JOHANNESBURG (Reuters) – South Africa’s rand firmed more than one percent in early trade on Tuesday, matching gains by its emerging market peers as criticism of Federal Reserve rate hikes by U.S. President Donald Trump hurt the dollar and revived demand for some risk assets.
At 0630 GMT the rand was 1.1 percent firmer at 14.3700 per dollar, its firmest since Thursday, in what traders said was the beginning of a consolidation pattern with momentum indicators showing the unit was oversold.
The rand’s 3-day Relative Strength Index (RSI), used to identify oversold or overbought signals by comparing the current price to previous periods, dipped below the 70-mark overnight indicating a reversal of the recent bear trend.
The rand crashed to a two-year low last week as the financial crisis in Turkey rattled sentiment towards emerging markets broadly, adding to concerns about the impact of the U.S.-China trade spat on global economic growth.
But with Turkish markets closed for a religious holiday and anticipated talks between the United States and China seen lowering the temperature of the dispute, Trump’s central bank comments were the main catalyst.
In an interview with Reuters Trump said he was “not thrilled” with Federal Reserve Chairman Jerome Powell for raising interest rates, causing the greenback to slide to its lowest level since Aug. 9.
Bonds also firmed, with the yield on the benchmark 2026 paper down 3.5 basis points to 9 percent.

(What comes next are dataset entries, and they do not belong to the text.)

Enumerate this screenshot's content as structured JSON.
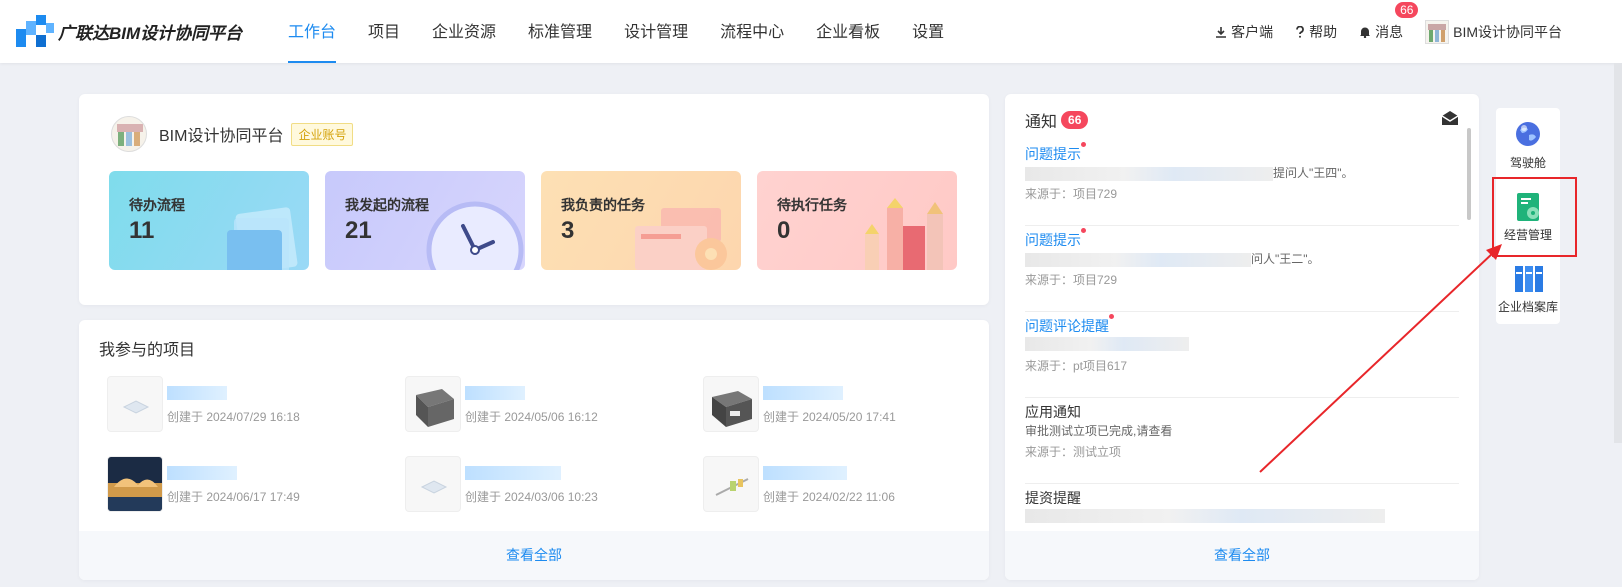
{
  "app": {
    "name": "广联达BIM设计协同平台"
  },
  "nav": {
    "items": [
      "工作台",
      "项目",
      "企业资源",
      "标准管理",
      "设计管理",
      "流程中心",
      "企业看板",
      "设置"
    ],
    "active_index": 0
  },
  "topbar": {
    "client": "客户端",
    "help": "帮助",
    "messages": "消息",
    "message_count": "66",
    "org": "BIM设计协同平台"
  },
  "org": {
    "name": "BIM设计协同平台",
    "tag": "企业账号"
  },
  "stats": [
    {
      "label": "待办流程",
      "value": "11"
    },
    {
      "label": "我发起的流程",
      "value": "21"
    },
    {
      "label": "我负责的任务",
      "value": "3"
    },
    {
      "label": "待执行任务",
      "value": "0"
    }
  ],
  "projects": {
    "title": "我参与的项目",
    "items": [
      {
        "date": "创建于 2024/07/29 16:18"
      },
      {
        "date": "创建于 2024/05/06 16:12"
      },
      {
        "date": "创建于 2024/05/20 17:41"
      },
      {
        "date": "创建于 2024/06/17 17:49"
      },
      {
        "date": "创建于 2024/03/06 10:23"
      },
      {
        "date": "创建于 2024/02/22 11:06"
      }
    ],
    "view_all": "查看全部"
  },
  "notices": {
    "title": "通知",
    "count": "66",
    "items": [
      {
        "title": "问题提示",
        "line_tail": "提问人\"王四\"。",
        "source": "来源于：项目729",
        "unread": true
      },
      {
        "title": "问题提示",
        "line_tail": "问人\"王二\"。",
        "source": "来源于：项目729",
        "unread": true
      },
      {
        "title": "问题评论提醒",
        "line_tail": "",
        "source": "来源于：pt项目617",
        "unread": true
      },
      {
        "title": "应用通知",
        "line_tail": "审批测试立项已完成,请查看",
        "source": "来源于：测试立项",
        "unread": false
      },
      {
        "title": "提资提醒",
        "line_tail": "",
        "source": "",
        "unread": false
      }
    ],
    "view_all": "查看全部"
  },
  "rail": [
    {
      "label": "驾驶舱",
      "icon": "globe-icon"
    },
    {
      "label": "经营管理",
      "icon": "document-icon"
    },
    {
      "label": "企业档案库",
      "icon": "binders-icon"
    }
  ],
  "colors": {
    "brand": "#1d8bf0",
    "badge": "#f5475d",
    "highlight": "#e8262a"
  }
}
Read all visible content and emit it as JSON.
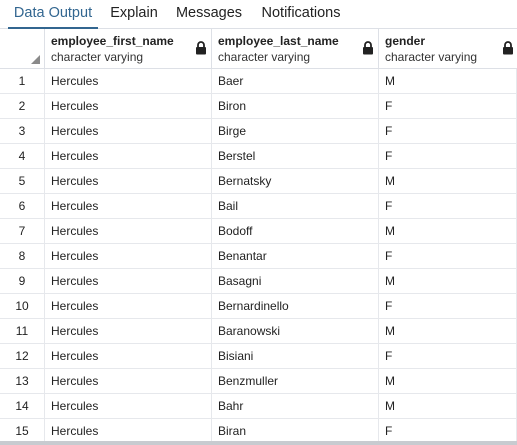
{
  "tabs": [
    {
      "label": "Data Output",
      "active": true
    },
    {
      "label": "Explain",
      "active": false
    },
    {
      "label": "Messages",
      "active": false
    },
    {
      "label": "Notifications",
      "active": false
    }
  ],
  "columns": [
    {
      "name": "employee_first_name",
      "type": "character varying",
      "icon": "lock-icon"
    },
    {
      "name": "employee_last_name",
      "type": "character varying",
      "icon": "lock-icon"
    },
    {
      "name": "gender",
      "type": "character varying",
      "icon": "lock-icon"
    }
  ],
  "rows": [
    {
      "num": "1",
      "first": "Hercules",
      "last": "Baer",
      "gender": "M"
    },
    {
      "num": "2",
      "first": "Hercules",
      "last": "Biron",
      "gender": "F"
    },
    {
      "num": "3",
      "first": "Hercules",
      "last": "Birge",
      "gender": "F"
    },
    {
      "num": "4",
      "first": "Hercules",
      "last": "Berstel",
      "gender": "F"
    },
    {
      "num": "5",
      "first": "Hercules",
      "last": "Bernatsky",
      "gender": "M"
    },
    {
      "num": "6",
      "first": "Hercules",
      "last": "Bail",
      "gender": "F"
    },
    {
      "num": "7",
      "first": "Hercules",
      "last": "Bodoff",
      "gender": "M"
    },
    {
      "num": "8",
      "first": "Hercules",
      "last": "Benantar",
      "gender": "F"
    },
    {
      "num": "9",
      "first": "Hercules",
      "last": "Basagni",
      "gender": "M"
    },
    {
      "num": "10",
      "first": "Hercules",
      "last": "Bernardinello",
      "gender": "F"
    },
    {
      "num": "11",
      "first": "Hercules",
      "last": "Baranowski",
      "gender": "M"
    },
    {
      "num": "12",
      "first": "Hercules",
      "last": "Bisiani",
      "gender": "F"
    },
    {
      "num": "13",
      "first": "Hercules",
      "last": "Benzmuller",
      "gender": "M"
    },
    {
      "num": "14",
      "first": "Hercules",
      "last": "Bahr",
      "gender": "M"
    },
    {
      "num": "15",
      "first": "Hercules",
      "last": "Biran",
      "gender": "F"
    }
  ],
  "colors": {
    "accent": "#326690",
    "grid_line": "#e6e8ec"
  }
}
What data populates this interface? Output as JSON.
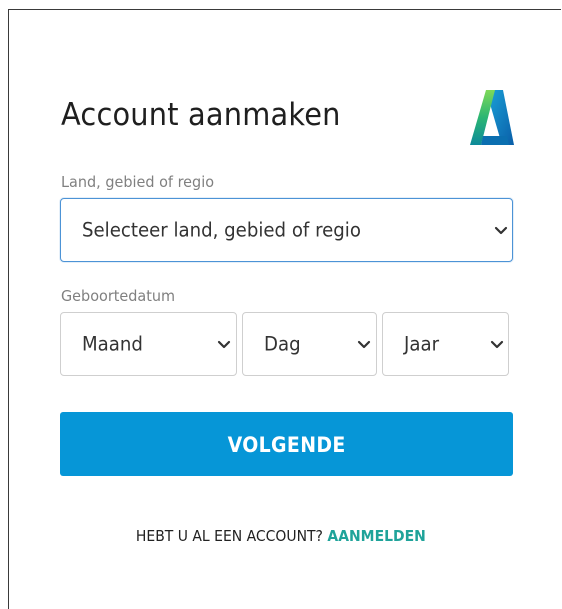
{
  "page": {
    "title": "Account aanmaken"
  },
  "brand": {
    "logo_icon": "autodesk-logo-icon",
    "colors": {
      "top": "#5cc87c",
      "middle": "#1a9fd0",
      "bottom": "#0b5fa5"
    }
  },
  "region": {
    "label": "Land, gebied of regio",
    "value": "Selecteer land, gebied of regio",
    "icon": "chevron-down-icon"
  },
  "birthdate": {
    "label": "Geboortedatum",
    "month": "Maand",
    "day": "Dag",
    "year": "Jaar"
  },
  "actions": {
    "next_label": "VOLGENDE",
    "next_color": "#0696d7"
  },
  "footer": {
    "prompt": "HEBT U AL EEN ACCOUNT?",
    "signin_link": "AANMELDEN",
    "link_color": "#1fa39a"
  }
}
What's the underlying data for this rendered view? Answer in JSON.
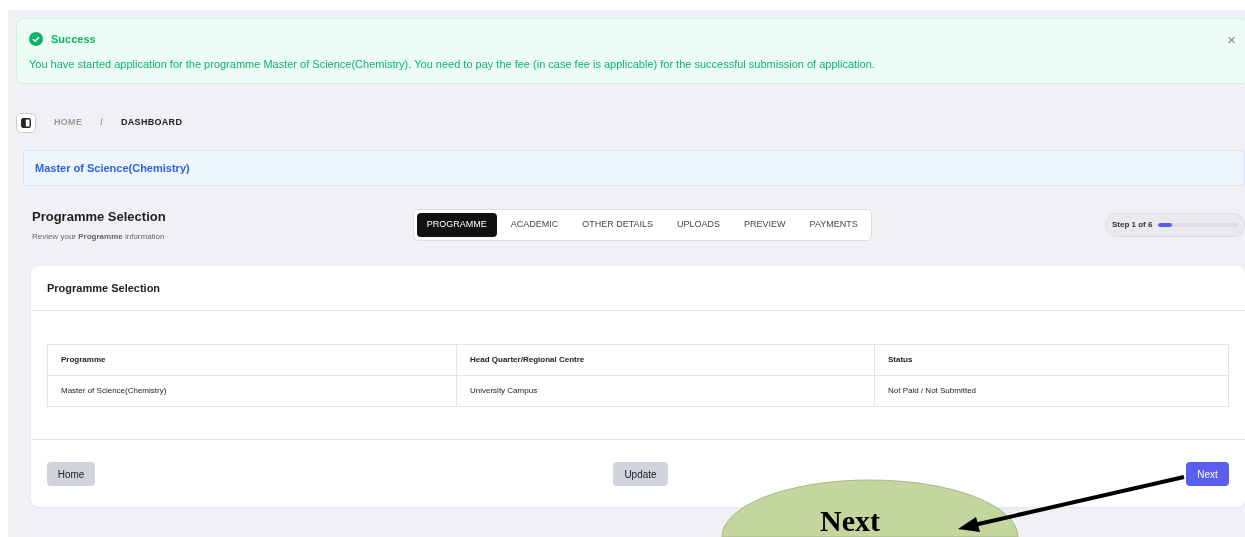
{
  "alert": {
    "title": "Success",
    "message": "You have started application for the programme Master of Science(Chemistry). You need to pay the fee (in case fee is applicable) for the successful submission of application.",
    "close": "×"
  },
  "breadcrumb": [
    {
      "label": "HOME",
      "selected": false
    },
    {
      "label": "DASHBOARD",
      "selected": true
    }
  ],
  "breadcrumb_separator": "/",
  "programme_banner": "Master of Science(Chemistry)",
  "page_header": {
    "title": "Programme Selection",
    "subtitle": "Review your **Programme** information"
  },
  "tabs": [
    {
      "label": "PROGRAMME",
      "selected": true
    },
    {
      "label": "ACADEMIC",
      "selected": false
    },
    {
      "label": "OTHER DETAILS",
      "selected": false
    },
    {
      "label": "UPLOADS",
      "selected": false
    },
    {
      "label": "PREVIEW",
      "selected": false
    },
    {
      "label": "PAYMENTS",
      "selected": false
    }
  ],
  "step": {
    "label": "Step 1 of 6",
    "level": 0.17
  },
  "card": {
    "title": "Programme Selection",
    "table": {
      "columns": [
        "Programme",
        "Head Quarter/Regional Centre",
        "Status"
      ],
      "rows": [
        [
          "Master of Science(Chemistry)",
          "University Campus",
          "Not Paid / Not Submitted"
        ]
      ]
    },
    "buttons": [
      {
        "label": "Home",
        "kind": "secondary"
      },
      {
        "label": "Update",
        "kind": "secondary"
      },
      {
        "label": "Next",
        "kind": "primary"
      }
    ]
  },
  "annotation": {
    "label": "Next"
  }
}
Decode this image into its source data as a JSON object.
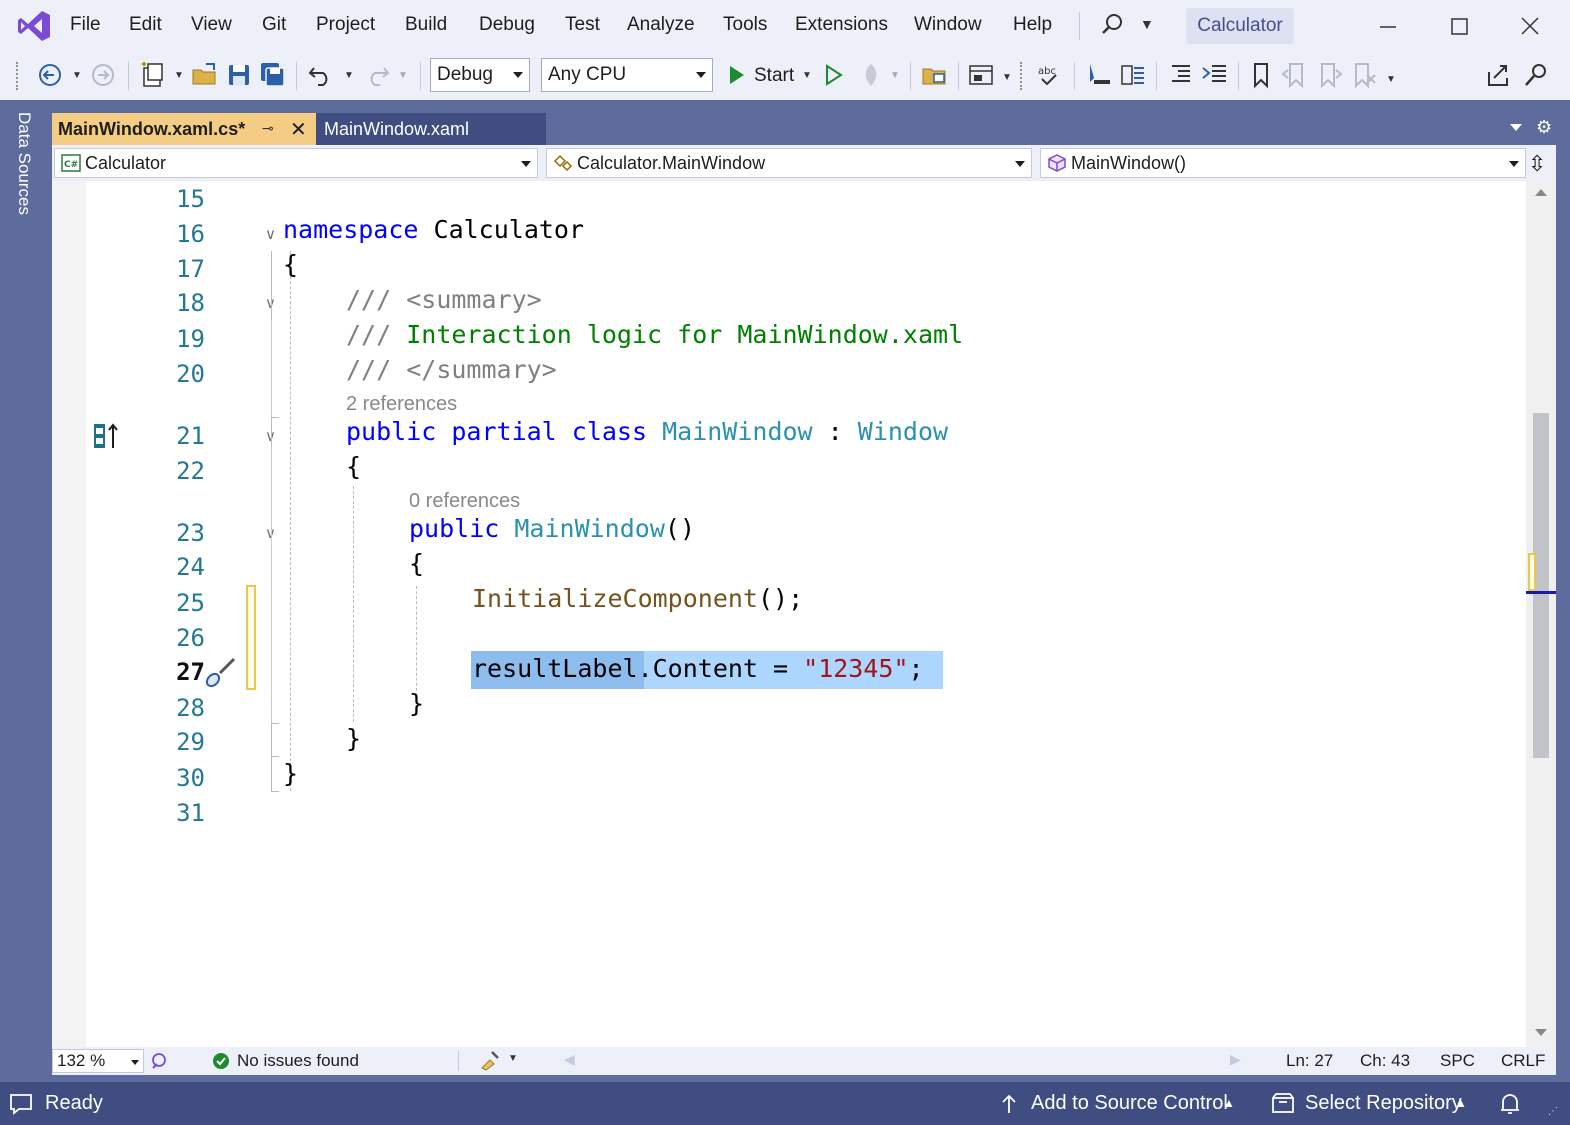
{
  "menu": {
    "items": [
      "File",
      "Edit",
      "View",
      "Git",
      "Project",
      "Build",
      "Debug",
      "Test",
      "Analyze",
      "Tools",
      "Extensions",
      "Window",
      "Help"
    ],
    "title": "Calculator"
  },
  "toolbar": {
    "configuration": "Debug",
    "platform": "Any CPU",
    "start_label": "Start"
  },
  "side_panel": {
    "label": "Data Sources"
  },
  "tabs": [
    {
      "label": "MainWindow.xaml.cs*",
      "active": true
    },
    {
      "label": "MainWindow.xaml",
      "active": false
    }
  ],
  "navbar": {
    "project": "Calculator",
    "type": "Calculator.MainWindow",
    "member": "MainWindow()"
  },
  "editor": {
    "line_numbers": [
      "15",
      "16",
      "17",
      "18",
      "19",
      "20",
      "21",
      "22",
      "23",
      "24",
      "25",
      "26",
      "27",
      "28",
      "29",
      "30",
      "31"
    ],
    "current_line": "27",
    "code": {
      "l16_kw": "namespace",
      "l16_name": " Calculator",
      "l17": "{",
      "l18_slashes": "/// ",
      "l18_tag": "<summary>",
      "l19_slashes": "/// ",
      "l19_text": "Interaction logic for MainWindow.xaml",
      "l20_slashes": "/// ",
      "l20_tag": "</summary>",
      "refs_class": "2 references",
      "l21_kw": "public partial class",
      "l21_type": "MainWindow",
      "l21_colon": " : ",
      "l21_base": "Window",
      "l22": "{",
      "refs_ctor": "0 references",
      "l23_kw": "public",
      "l23_type": "MainWindow",
      "l23_paren": "()",
      "l24": "{",
      "l25_method": "InitializeComponent",
      "l25_rest": "();",
      "l27_ident": "resultLabel",
      "l27_mid": ".Content = ",
      "l27_str": "\"12345\"",
      "l27_end": ";",
      "l28": "}",
      "l29": "}",
      "l30": "}"
    }
  },
  "editor_status": {
    "zoom": "132 %",
    "issues": "No issues found",
    "ln": "Ln: 27",
    "ch": "Ch: 43",
    "spc": "SPC",
    "eol": "CRLF"
  },
  "status": {
    "ready": "Ready",
    "source_control": "Add to Source Control",
    "repository": "Select Repository"
  },
  "colors": {
    "accent": "#3f4d80",
    "frame": "#5d6b9d",
    "active_tab": "#f5cc84",
    "keyword": "#0000ff",
    "type": "#2b91af",
    "comment": "#008000",
    "string": "#a31515"
  }
}
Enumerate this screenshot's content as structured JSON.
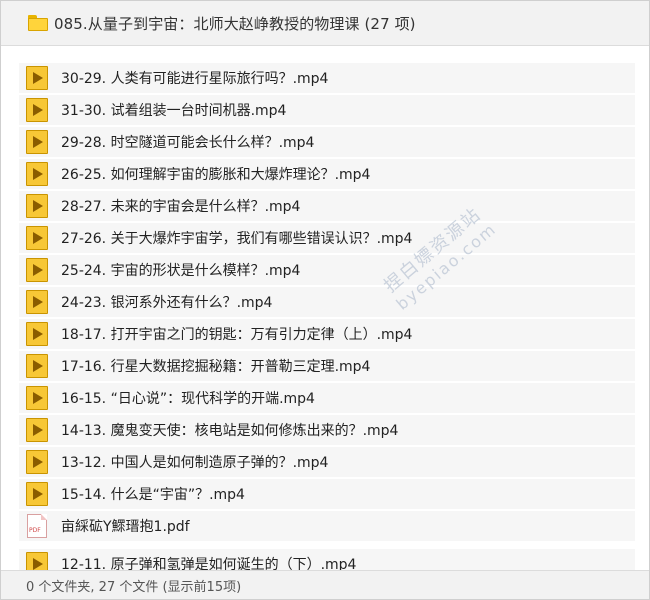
{
  "header": {
    "title": "085.从量子到宇宙：北师大赵峥教授的物理课 (27 项)",
    "icon": "folder-icon"
  },
  "files": [
    {
      "name": "30-29. 人类有可能进行星际旅行吗？.mp4",
      "icon": "media-file-icon"
    },
    {
      "name": "31-30. 试着组装一台时间机器.mp4",
      "icon": "media-file-icon"
    },
    {
      "name": "29-28. 时空隧道可能会长什么样？.mp4",
      "icon": "media-file-icon"
    },
    {
      "name": "26-25. 如何理解宇宙的膨胀和大爆炸理论？.mp4",
      "icon": "media-file-icon"
    },
    {
      "name": "28-27. 未来的宇宙会是什么样？.mp4",
      "icon": "media-file-icon"
    },
    {
      "name": "27-26. 关于大爆炸宇宙学，我们有哪些错误认识？.mp4",
      "icon": "media-file-icon"
    },
    {
      "name": "25-24. 宇宙的形状是什么模样？.mp4",
      "icon": "media-file-icon"
    },
    {
      "name": "24-23. 银河系外还有什么？.mp4",
      "icon": "media-file-icon"
    },
    {
      "name": "18-17. 打开宇宙之门的钥匙：万有引力定律（上）.mp4",
      "icon": "media-file-icon"
    },
    {
      "name": "17-16. 行星大数据挖掘秘籍：开普勒三定理.mp4",
      "icon": "media-file-icon"
    },
    {
      "name": "16-15. “日心说”：现代科学的开端.mp4",
      "icon": "media-file-icon"
    },
    {
      "name": "14-13. 魔鬼变天使：核电站是如何修炼出来的？.mp4",
      "icon": "media-file-icon"
    },
    {
      "name": "13-12. 中国人是如何制造原子弹的？.mp4",
      "icon": "media-file-icon"
    },
    {
      "name": "15-14. 什么是“宇宙”？.mp4",
      "icon": "media-file-icon"
    },
    {
      "name": "亩綵砿Y鰥瑨抱1.pdf",
      "icon": "pdf-file-icon",
      "badge": "PDF"
    },
    {
      "name": "12-11. 原子弹和氢弹是如何诞生的（下）.mp4",
      "icon": "media-file-icon"
    }
  ],
  "watermark": {
    "line1": "捏白嫖资源站",
    "line2": "byepiao.com"
  },
  "footer": {
    "status": "0 个文件夹, 27 个文件 (显示前15项)"
  }
}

Stocks were set to open a touch lower at 0700 GMT, with the Johannesburg Stock Exchange’s Top-40 futures index down 0.1 percent.
Reporting by Mfuneko Toyana; Editing by Ed Stoddard